Reproduce the full listing that follows, matching it exactly.

• • • • • • •

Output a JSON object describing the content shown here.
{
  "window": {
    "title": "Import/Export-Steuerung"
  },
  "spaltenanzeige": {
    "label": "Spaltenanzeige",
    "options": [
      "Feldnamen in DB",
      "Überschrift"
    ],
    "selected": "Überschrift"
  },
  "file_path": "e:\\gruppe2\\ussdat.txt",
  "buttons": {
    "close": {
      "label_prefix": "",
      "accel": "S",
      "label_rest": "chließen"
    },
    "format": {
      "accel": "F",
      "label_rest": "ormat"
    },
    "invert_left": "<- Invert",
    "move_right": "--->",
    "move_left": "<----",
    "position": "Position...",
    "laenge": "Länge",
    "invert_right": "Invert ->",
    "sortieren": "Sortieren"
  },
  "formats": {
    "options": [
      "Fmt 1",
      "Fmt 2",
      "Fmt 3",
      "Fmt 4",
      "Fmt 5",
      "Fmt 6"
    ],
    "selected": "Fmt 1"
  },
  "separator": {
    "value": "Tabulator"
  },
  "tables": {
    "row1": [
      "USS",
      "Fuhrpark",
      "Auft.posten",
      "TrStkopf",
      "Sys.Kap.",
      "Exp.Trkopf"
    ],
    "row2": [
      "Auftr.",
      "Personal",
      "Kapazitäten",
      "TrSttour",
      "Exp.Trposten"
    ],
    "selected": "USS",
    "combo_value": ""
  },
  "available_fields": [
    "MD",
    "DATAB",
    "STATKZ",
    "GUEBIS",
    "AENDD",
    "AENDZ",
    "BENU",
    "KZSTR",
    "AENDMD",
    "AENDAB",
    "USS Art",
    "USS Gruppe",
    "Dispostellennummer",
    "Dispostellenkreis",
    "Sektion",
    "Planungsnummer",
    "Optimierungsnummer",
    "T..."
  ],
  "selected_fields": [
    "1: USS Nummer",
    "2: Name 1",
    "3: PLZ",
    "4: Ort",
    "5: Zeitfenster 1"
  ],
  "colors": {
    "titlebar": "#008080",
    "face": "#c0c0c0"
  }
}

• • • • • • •

* Solution for this exercise
Output a JSON object describing the content shown here.
{
  "window": {
    "title": "Import/Export-Steuerung"
  },
  "spaltenanzeige": {
    "label": "Spaltenanzeige",
    "options": [
      "Feldnamen in DB",
      "Überschrift"
    ],
    "selected": "Überschrift"
  },
  "file_path": "e:\\gruppe2\\ussdat.txt",
  "buttons": {
    "close": {
      "label_prefix": "",
      "accel": "S",
      "label_rest": "chließen"
    },
    "format": {
      "accel": "F",
      "label_rest": "ormat"
    },
    "invert_left": "<- Invert",
    "move_right": "--->",
    "move_left": "<----",
    "position": "Position...",
    "laenge": "Länge",
    "invert_right": "Invert ->",
    "sortieren": "Sortieren"
  },
  "formats": {
    "options": [
      "Fmt 1",
      "Fmt 2",
      "Fmt 3",
      "Fmt 4",
      "Fmt 5",
      "Fmt 6"
    ],
    "selected": "Fmt 1"
  },
  "separator": {
    "value": "Tabulator"
  },
  "tables": {
    "row1": [
      "USS",
      "Fuhrpark",
      "Auft.posten",
      "TrStkopf",
      "Sys.Kap.",
      "Exp.Trkopf"
    ],
    "row2": [
      "Auftr.",
      "Personal",
      "Kapazitäten",
      "TrSttour",
      "Exp.Trposten"
    ],
    "selected": "USS",
    "combo_value": ""
  },
  "available_fields": [
    "MD",
    "DATAB",
    "STATKZ",
    "GUEBIS",
    "AENDD",
    "AENDZ",
    "BENU",
    "KZSTR",
    "AENDMD",
    "AENDAB",
    "USS Art",
    "USS Gruppe",
    "Dispostellennummer",
    "Dispostellenkreis",
    "Sektion",
    "Planungsnummer",
    "Optimierungsnummer",
    "T..."
  ],
  "selected_fields": [
    "1: USS Nummer",
    "2: Name 1",
    "3: PLZ",
    "4: Ort",
    "5: Zeitfenster 1"
  ],
  "colors": {
    "titlebar": "#008080",
    "face": "#c0c0c0"
  }
}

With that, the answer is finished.